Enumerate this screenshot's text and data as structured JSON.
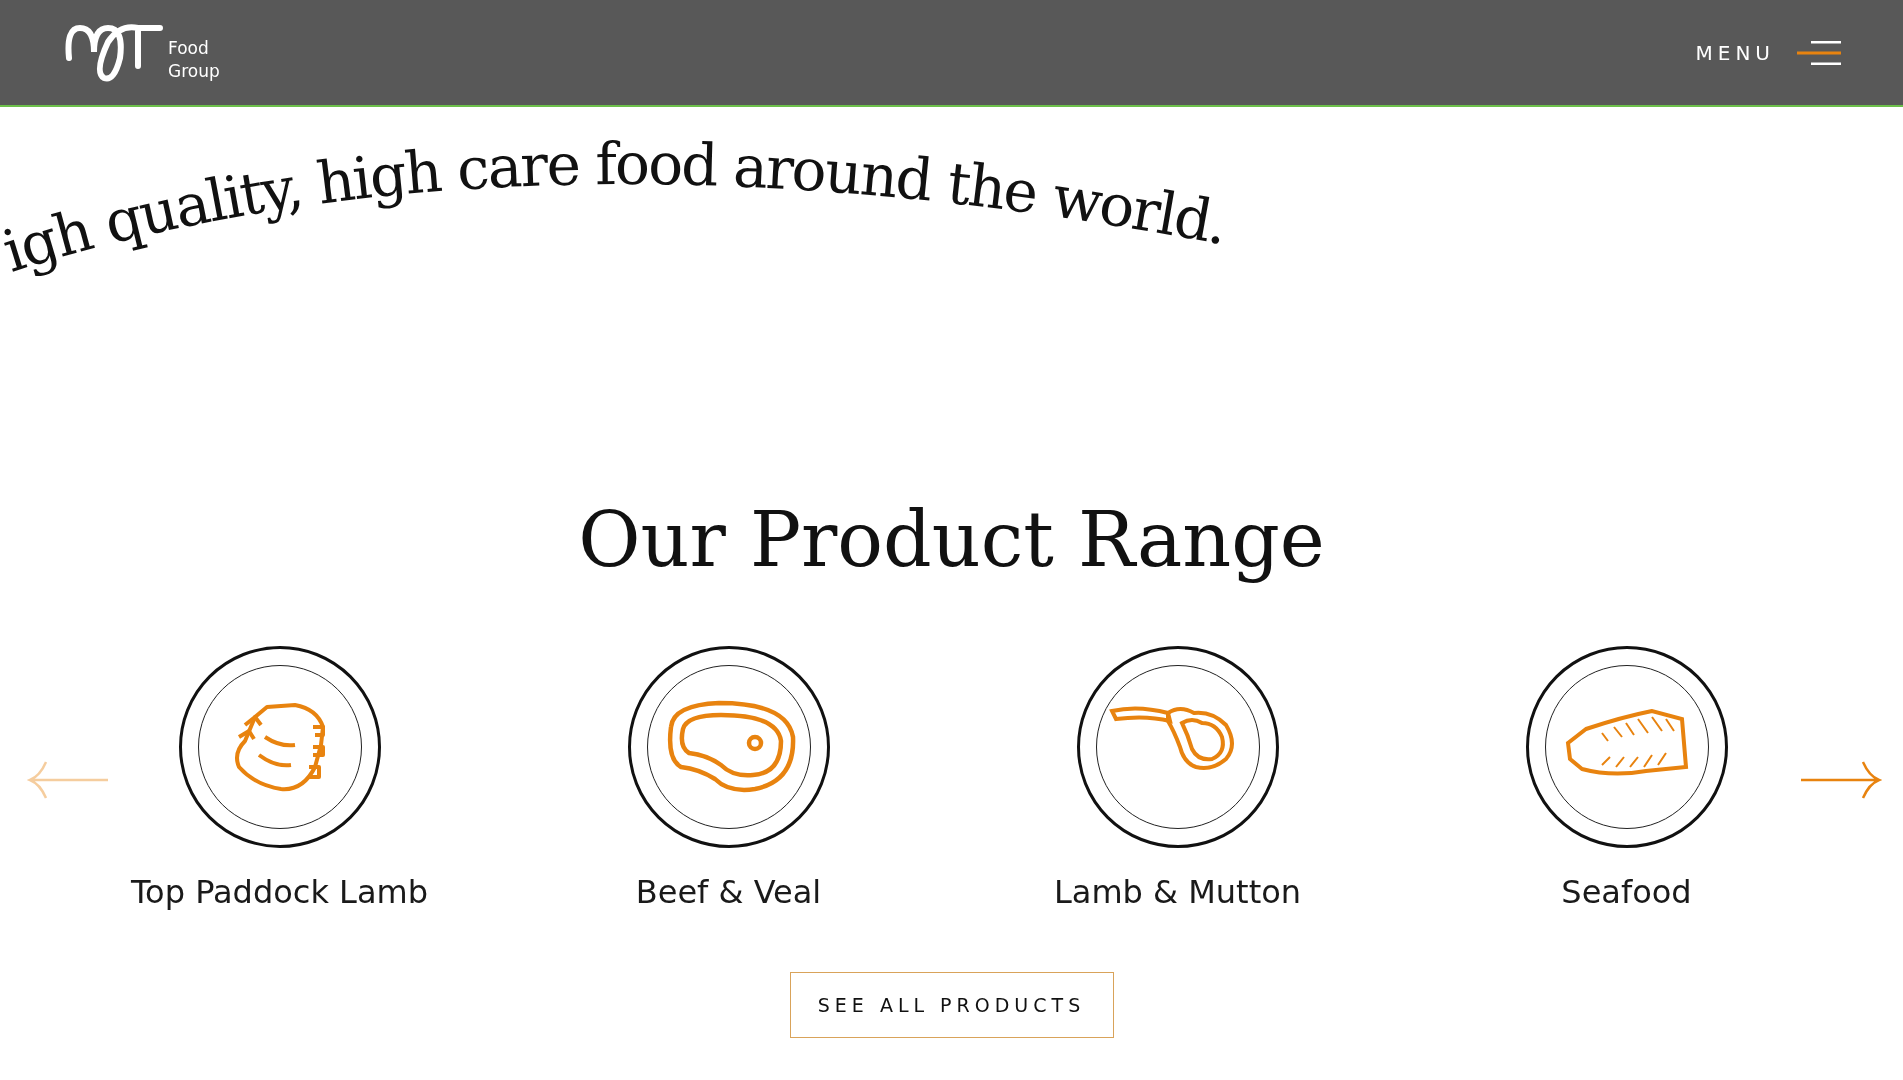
{
  "header": {
    "logo_text": [
      "Food",
      "Group"
    ],
    "menu_label": "MENU"
  },
  "tagline": "igh quality, high care food around the world.",
  "section": {
    "title": "Our Product Range",
    "products": [
      {
        "kind": "lamb",
        "name": "Top Paddock Lamb"
      },
      {
        "kind": "beef",
        "name": "Beef & Veal"
      },
      {
        "kind": "chop",
        "name": "Lamb & Mutton"
      },
      {
        "kind": "fish",
        "name": "Seafood"
      }
    ],
    "arrows": [
      {
        "kind": "previous",
        "disabled": true
      },
      {
        "kind": "next",
        "disabled": false
      }
    ],
    "button": "SEE ALL PRODUCTS"
  }
}
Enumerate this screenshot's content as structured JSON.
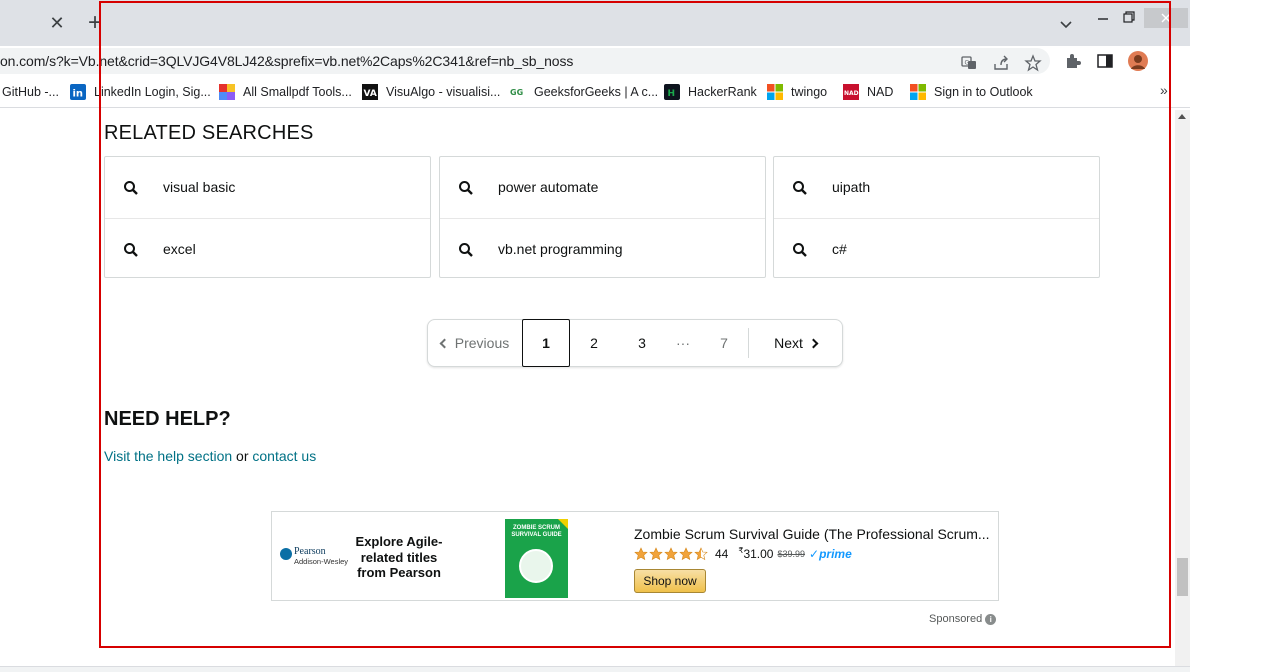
{
  "browser": {
    "url": "on.com/s?k=Vb.net&crid=3QLVJG4V8LJ42&sprefix=vb.net%2Caps%2C341&ref=nb_sb_noss",
    "new_tab_symbol": "+",
    "close_tab_symbol": "✕",
    "bookmarks": [
      {
        "label": "GitHub -...",
        "icon": "github-icon",
        "color": "#24292e"
      },
      {
        "label": "LinkedIn Login, Sig...",
        "icon": "linkedin-icon",
        "color": "#0a66c2"
      },
      {
        "label": "All Smallpdf Tools...",
        "icon": "smallpdf-icon",
        "color": "#e5322d"
      },
      {
        "label": "VisuAlgo - visualisi...",
        "icon": "visualgo-icon",
        "color": "#111111"
      },
      {
        "label": "GeeksforGeeks | A c...",
        "icon": "geeksforgeeks-icon",
        "color": "#2f8d46"
      },
      {
        "label": "HackerRank",
        "icon": "hackerrank-icon",
        "color": "#1ba94c"
      },
      {
        "label": "twingo",
        "icon": "microsoft-icon",
        "color": "#f25022"
      },
      {
        "label": "NAD",
        "icon": "nad-icon",
        "color": "#c8102e"
      },
      {
        "label": "Sign in to Outlook",
        "icon": "microsoft-icon",
        "color": "#f25022"
      }
    ],
    "bookmarks_more": "»"
  },
  "related_searches": {
    "title": "RELATED SEARCHES",
    "columns": [
      [
        "visual basic",
        "excel"
      ],
      [
        "power automate",
        "vb.net programming"
      ],
      [
        "uipath",
        "c#"
      ]
    ]
  },
  "pagination": {
    "previous": "Previous",
    "pages": [
      "1",
      "2",
      "3",
      "7"
    ],
    "ellipsis": "···",
    "next": "Next",
    "current": "1"
  },
  "help": {
    "title": "NEED HELP?",
    "link1": "Visit the help section",
    "joiner": "or",
    "link2": "contact us"
  },
  "ad": {
    "brand": "Pearson",
    "brand_sub": "Addison-Wesley",
    "headline": "Explore Agile-related titles from Pearson",
    "book_cover_text": "ZOMBIE SCRUM SURVIVAL GUIDE",
    "product_title": "Zombie Scrum Survival Guide (The Professional Scrum...",
    "rating_stars": 4.5,
    "rating_count": "44",
    "price_symbol": "₹",
    "price": "31.00",
    "list_price": "$39.99",
    "prime": "prime",
    "button": "Shop now",
    "sponsored": "Sponsored",
    "info_symbol": "i"
  },
  "colors": {
    "link": "#007185",
    "star": "#f1a33b",
    "annotation_frame": "#d60000"
  }
}
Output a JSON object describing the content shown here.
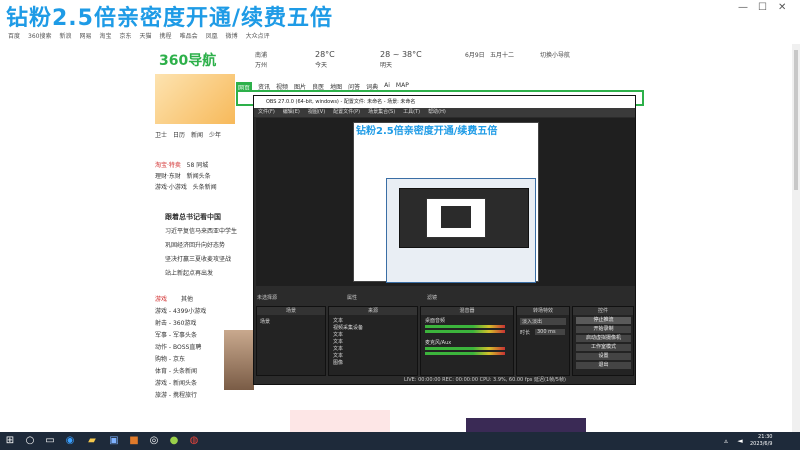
{
  "overlay_text": "钻粉2.5倍亲密度开通/续费五倍",
  "bookmarks": [
    "百度",
    "360搜索",
    "新浪",
    "网易",
    "淘宝",
    "京东",
    "天猫",
    "携程",
    "唯品会",
    "凤凰",
    "微博",
    "大众点评"
  ],
  "logo": "360导航",
  "weather": {
    "city1": "南浦",
    "loc1": "万州",
    "temp1": "28°C",
    "cond1": "今天",
    "temp2": "28 ~ 38°C",
    "cond2": "明天",
    "date": "6月9日",
    "lunar": "五月十二",
    "extra": "切换小导航"
  },
  "search_tabs": [
    "网页",
    "资讯",
    "视频",
    "图片",
    "良医",
    "地图",
    "问答",
    "词典",
    "Ai",
    "MAP"
  ],
  "left_nav": [
    "卫士",
    "日历",
    "新闻",
    "少年"
  ],
  "left_list": [
    "淘宝·特卖",
    "理财·东财",
    "游戏·小游戏"
  ],
  "left_list2": [
    "58 同城",
    "新闻头条",
    "头条新闻"
  ],
  "news_headline": "跟着总书记看中国",
  "news_lines": [
    "习近平复信马来西亚中学生",
    "巩固经济回升向好态势",
    "坚决打赢三夏收麦攻坚战",
    "站上新起点再出发"
  ],
  "left_lower_tabs": [
    "游戏",
    "其他"
  ],
  "left_lower": [
    "游戏 - 4399小游戏",
    "射击 - 360游戏",
    "军事 - 军事头条",
    "动作 - BOSS直聘",
    "购物 - 京东",
    "体育 - 头条新闻",
    "游戏 - 新闻头条",
    "旅游 - 携程旅行"
  ],
  "obs": {
    "title": "OBS 27.0.0 (64-bit, windows) - 配置文件: 未命名 - 场景: 未命名",
    "menu": [
      "文件(F)",
      "编辑(E)",
      "视图(V)",
      "配置文件(P)",
      "场景集合(S)",
      "工具(T)",
      "帮助(H)"
    ],
    "no_source": "未选择源",
    "properties": "属性",
    "filters": "滤镜",
    "docks": {
      "scenes": "场景",
      "sources": "来源",
      "mixer": "混音器",
      "transitions": "转场特效",
      "controls": "控件"
    },
    "scene_item": "场景",
    "sources_list": [
      "文本",
      "视频采集设备",
      "文本",
      "文本",
      "文本",
      "文本",
      "图像"
    ],
    "mixer_tracks": [
      "桌面音频",
      "麦克风/Aux"
    ],
    "transition_type": "淡入淡出",
    "duration_label": "时长",
    "duration_value": "300 ms",
    "controls": [
      "停止推流",
      "开始录制",
      "启动虚拟摄像机",
      "工作室模式",
      "设置",
      "退出"
    ],
    "status": "LIVE: 00:00:00   REC: 00:00:00   CPU: 3.9%, 60.00 fps   延迟(1帧/5帧)"
  },
  "clock": {
    "time": "21:30",
    "date": "2023/6/9"
  }
}
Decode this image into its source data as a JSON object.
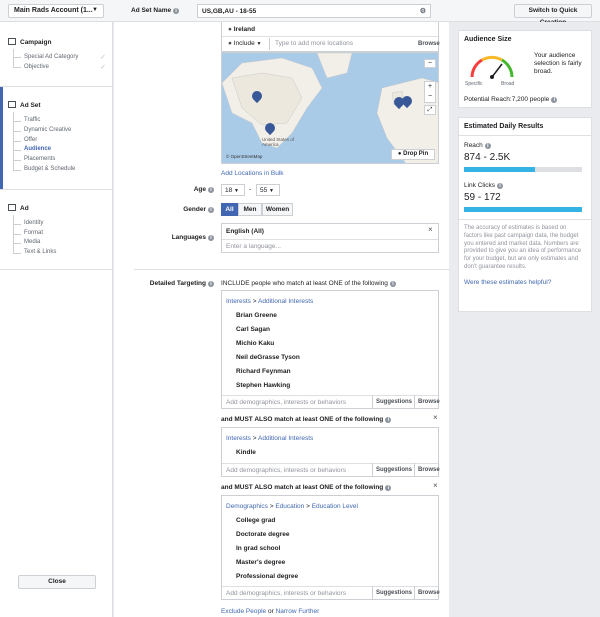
{
  "header": {
    "account": "Main Rads Account (1...",
    "adset_name_label": "Ad Set Name",
    "adset_name_value": "US,GB,AU - 18-55",
    "quick_creation": "Switch to Quick Creation"
  },
  "sidebar": {
    "campaign": {
      "title": "Campaign",
      "items": [
        "Special Ad Category",
        "Objective"
      ]
    },
    "adset": {
      "title": "Ad Set",
      "items": [
        "Traffic",
        "Dynamic Creative",
        "Offer",
        "Audience",
        "Placements",
        "Budget & Schedule"
      ]
    },
    "ad": {
      "title": "Ad",
      "items": [
        "Identity",
        "Format",
        "Media",
        "Text & Links"
      ]
    },
    "close": "Close"
  },
  "locations": {
    "country": "Ireland",
    "include": "Include",
    "placeholder": "Type to add more locations",
    "browse": "Browse",
    "add_bulk": "Add Locations in Bulk",
    "drop_pin": "Drop Pin",
    "map_credit": "© OpenStreetMap",
    "map_label": "United States of America"
  },
  "age": {
    "label": "Age",
    "min": "18",
    "sep": "-",
    "max": "55"
  },
  "gender": {
    "label": "Gender",
    "options": [
      "All",
      "Men",
      "Women"
    ]
  },
  "languages": {
    "label": "Languages",
    "value": "English (All)",
    "placeholder": "Enter a language..."
  },
  "targeting": {
    "label": "Detailed Targeting",
    "include_text": "INCLUDE people who match at least ONE of the following",
    "group1": {
      "path_a": "Interests",
      "path_sep": ">",
      "path_b": "Additional Interests",
      "items": [
        "Brian Greene",
        "Carl Sagan",
        "Michio Kaku",
        "Neil deGrasse Tyson",
        "Richard Feynman",
        "Stephen Hawking"
      ]
    },
    "input_placeholder": "Add demographics, interests or behaviors",
    "suggestions": "Suggestions",
    "browse": "Browse",
    "must_text": "and MUST ALSO match at least ONE of the following",
    "group2": {
      "path_a": "Interests",
      "path_sep": ">",
      "path_b": "Additional Interests",
      "items": [
        "Kindle"
      ]
    },
    "group3": {
      "path_a": "Demographics",
      "path_sep1": ">",
      "path_b": "Education",
      "path_sep2": ">",
      "path_c": "Education Level",
      "items": [
        "College grad",
        "Doctorate degree",
        "In grad school",
        "Master's degree",
        "Professional degree"
      ]
    },
    "exclude": "Exclude People",
    "or": "or",
    "narrow": "Narrow Further"
  },
  "audience_size": {
    "title": "Audience Size",
    "description": "Your audience selection is fairly broad.",
    "specific": "Specific",
    "broad": "Broad",
    "potential_reach": "Potential Reach:7,200 people"
  },
  "daily_results": {
    "title": "Estimated Daily Results",
    "reach_label": "Reach",
    "reach_value": "874 - 2.5K",
    "reach_fill": 0.6,
    "clicks_label": "Link Clicks",
    "clicks_value": "59 - 172",
    "clicks_fill": 1.0,
    "disclaimer": "The accuracy of estimates is based on factors like past campaign data, the budget you entered and market data. Numbers are provided to give you an idea of performance for your budget, but are only estimates and don't guarantee results.",
    "help_link": "Were these estimates helpful?"
  },
  "colors": {
    "accent": "#4267b2",
    "bar": "#34b3e4",
    "gauge_green": "#42b72a",
    "gauge_yellow": "#f7b928",
    "gauge_red": "#fa3e3e"
  }
}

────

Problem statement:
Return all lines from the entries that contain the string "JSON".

Finished task:
Enumerate this screenshot's text and data as structured JSON.
Enumerate this screenshot's content as structured JSON.
Output a JSON object describing the content shown here.
Decode this image into its source data as a JSON object.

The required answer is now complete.